STORED DATA:
== Segment start ==

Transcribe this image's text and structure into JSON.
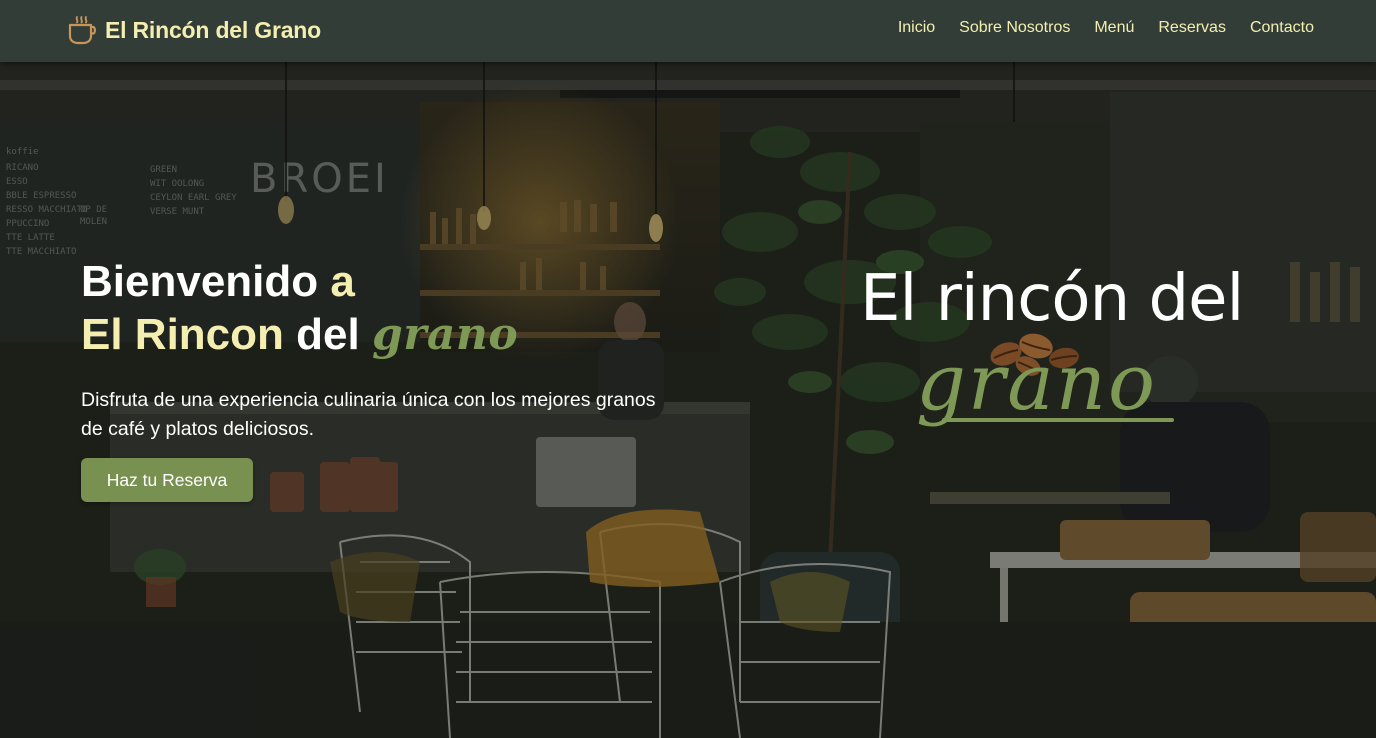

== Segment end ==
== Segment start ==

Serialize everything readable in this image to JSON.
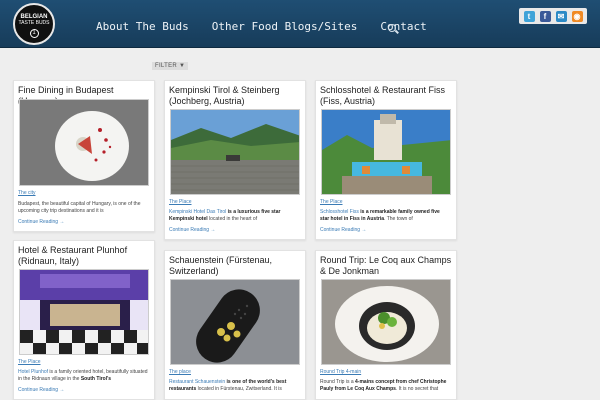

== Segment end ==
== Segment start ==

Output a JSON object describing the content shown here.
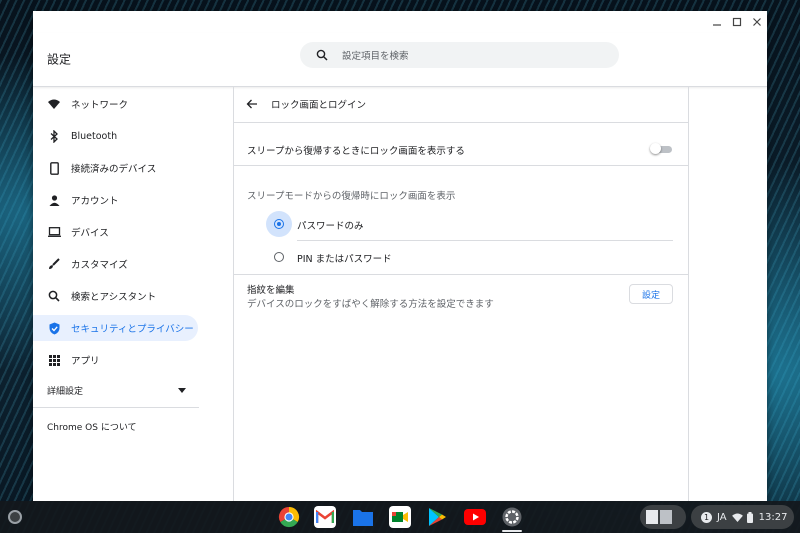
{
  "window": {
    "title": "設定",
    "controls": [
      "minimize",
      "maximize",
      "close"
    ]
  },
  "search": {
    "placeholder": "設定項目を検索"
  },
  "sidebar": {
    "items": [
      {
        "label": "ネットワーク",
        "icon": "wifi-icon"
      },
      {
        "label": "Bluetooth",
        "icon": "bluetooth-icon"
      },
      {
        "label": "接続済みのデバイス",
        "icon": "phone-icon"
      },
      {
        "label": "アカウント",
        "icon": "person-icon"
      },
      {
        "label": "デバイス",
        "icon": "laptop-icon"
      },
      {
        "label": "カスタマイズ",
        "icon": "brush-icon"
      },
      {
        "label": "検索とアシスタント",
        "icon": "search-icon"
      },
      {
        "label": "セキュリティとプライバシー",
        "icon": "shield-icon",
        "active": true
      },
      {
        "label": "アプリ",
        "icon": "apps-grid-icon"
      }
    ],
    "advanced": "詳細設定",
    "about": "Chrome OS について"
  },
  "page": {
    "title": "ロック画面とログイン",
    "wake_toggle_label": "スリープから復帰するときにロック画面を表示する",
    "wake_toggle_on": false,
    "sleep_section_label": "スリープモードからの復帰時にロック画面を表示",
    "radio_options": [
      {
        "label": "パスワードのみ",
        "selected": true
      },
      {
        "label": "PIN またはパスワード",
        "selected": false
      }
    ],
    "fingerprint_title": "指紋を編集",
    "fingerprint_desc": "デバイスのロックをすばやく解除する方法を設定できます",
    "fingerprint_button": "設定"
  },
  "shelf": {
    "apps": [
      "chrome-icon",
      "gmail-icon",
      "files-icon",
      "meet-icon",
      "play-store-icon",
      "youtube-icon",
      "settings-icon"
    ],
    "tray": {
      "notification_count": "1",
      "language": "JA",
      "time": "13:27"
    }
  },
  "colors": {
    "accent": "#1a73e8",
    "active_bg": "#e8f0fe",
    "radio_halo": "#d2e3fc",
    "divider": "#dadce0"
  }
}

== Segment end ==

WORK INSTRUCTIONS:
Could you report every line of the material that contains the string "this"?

RESULT BELOW:
Transcribe this image's text and structure into JSON.
Serialize everything readable in this image to JSON.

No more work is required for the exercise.